China publicly addressed the of deploying the Chinese military to contain the public unrest in Hong Kong for the first time on Wednesday, suggesting that soldiers could be sent in at the request of Hong Kong officials.
China’s defence ministry said it is closely following the developments in the former British colony and pointed out that the government of Hong Kong has the legal right to call in Chinese military to maintain social order in the city.
The comments came at a press conference introducing China new defence white paper.

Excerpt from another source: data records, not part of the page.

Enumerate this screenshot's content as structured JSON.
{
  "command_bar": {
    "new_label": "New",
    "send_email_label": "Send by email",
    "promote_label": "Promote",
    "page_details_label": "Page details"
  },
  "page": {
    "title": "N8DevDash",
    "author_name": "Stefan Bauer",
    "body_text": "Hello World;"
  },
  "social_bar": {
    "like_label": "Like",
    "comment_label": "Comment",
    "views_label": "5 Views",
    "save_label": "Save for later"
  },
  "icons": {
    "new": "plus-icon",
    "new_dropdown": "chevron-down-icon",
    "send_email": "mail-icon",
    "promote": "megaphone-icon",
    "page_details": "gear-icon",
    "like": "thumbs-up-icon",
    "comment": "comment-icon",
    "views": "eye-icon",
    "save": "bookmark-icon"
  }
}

Asked how the ministry would handle the situation in Hong Kong, a spokesman said only that “Article 14 of the garrison law has clear stipulations”.
Although he did not explicitly offer to send in the military, the comments mark a change in tone in recent days following alarming violence blamed on triad gangs in Hong Kong at the weekend.
Beijing has up until now suggested that Hong Kong authorities can deal with the growing unrest themselves, and has refrained from mentioning Article 14 and the highly controversial deployment of soldiers.
Article 14 of Hong Kong’s Basic Law, the city’s mini-constitution, states: “Military forces stationed by the Central People’s Government in the Hong Kong Special Administrative Region for defence shall not interfere in the local affairs of the Region.”
It goes on: “The Government of the Hong Kong Special Administrative Region may, when necessary, ask the Central People’s Government for assistance from the garrison in the maintenance of public order and in disaster relief.”
The People’s Liberation Army Hong Kong Garrison has been stationed in Hong Kong since Britain returned the sovereignty of Hong Kong to China in 1997. The troop is responsible for defence duties in Hong Kong and safeguarding national sovereignty.
Hong Kong government documents have estimated the number of troops is between 8,000 to 10,000 personnel.